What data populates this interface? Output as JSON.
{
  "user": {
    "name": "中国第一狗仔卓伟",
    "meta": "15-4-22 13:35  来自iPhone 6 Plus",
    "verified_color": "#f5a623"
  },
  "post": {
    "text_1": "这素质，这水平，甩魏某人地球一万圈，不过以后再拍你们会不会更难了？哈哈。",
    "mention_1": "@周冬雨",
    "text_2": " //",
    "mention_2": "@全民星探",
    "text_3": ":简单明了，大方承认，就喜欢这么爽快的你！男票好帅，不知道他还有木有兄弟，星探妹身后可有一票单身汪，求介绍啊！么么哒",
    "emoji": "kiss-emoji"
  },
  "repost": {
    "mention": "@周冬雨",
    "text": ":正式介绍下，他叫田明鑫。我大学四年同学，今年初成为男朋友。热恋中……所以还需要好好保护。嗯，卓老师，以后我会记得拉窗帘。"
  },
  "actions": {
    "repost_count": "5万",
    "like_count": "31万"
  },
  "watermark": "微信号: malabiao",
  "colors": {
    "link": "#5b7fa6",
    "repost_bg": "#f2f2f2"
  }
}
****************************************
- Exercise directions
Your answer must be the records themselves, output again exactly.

- Solution to this problem
What data populates this interface? Output as JSON.
{
  "user": {
    "name": "中国第一狗仔卓伟",
    "meta": "15-4-22 13:35  来自iPhone 6 Plus",
    "verified_color": "#f5a623"
  },
  "post": {
    "text_1": "这素质，这水平，甩魏某人地球一万圈，不过以后再拍你们会不会更难了？哈哈。",
    "mention_1": "@周冬雨",
    "text_2": " //",
    "mention_2": "@全民星探",
    "text_3": ":简单明了，大方承认，就喜欢这么爽快的你！男票好帅，不知道他还有木有兄弟，星探妹身后可有一票单身汪，求介绍啊！么么哒",
    "emoji": "kiss-emoji"
  },
  "repost": {
    "mention": "@周冬雨",
    "text": ":正式介绍下，他叫田明鑫。我大学四年同学，今年初成为男朋友。热恋中……所以还需要好好保护。嗯，卓老师，以后我会记得拉窗帘。"
  },
  "actions": {
    "repost_count": "5万",
    "like_count": "31万"
  },
  "watermark": "微信号: malabiao",
  "colors": {
    "link": "#5b7fa6",
    "repost_bg": "#f2f2f2"
  }
}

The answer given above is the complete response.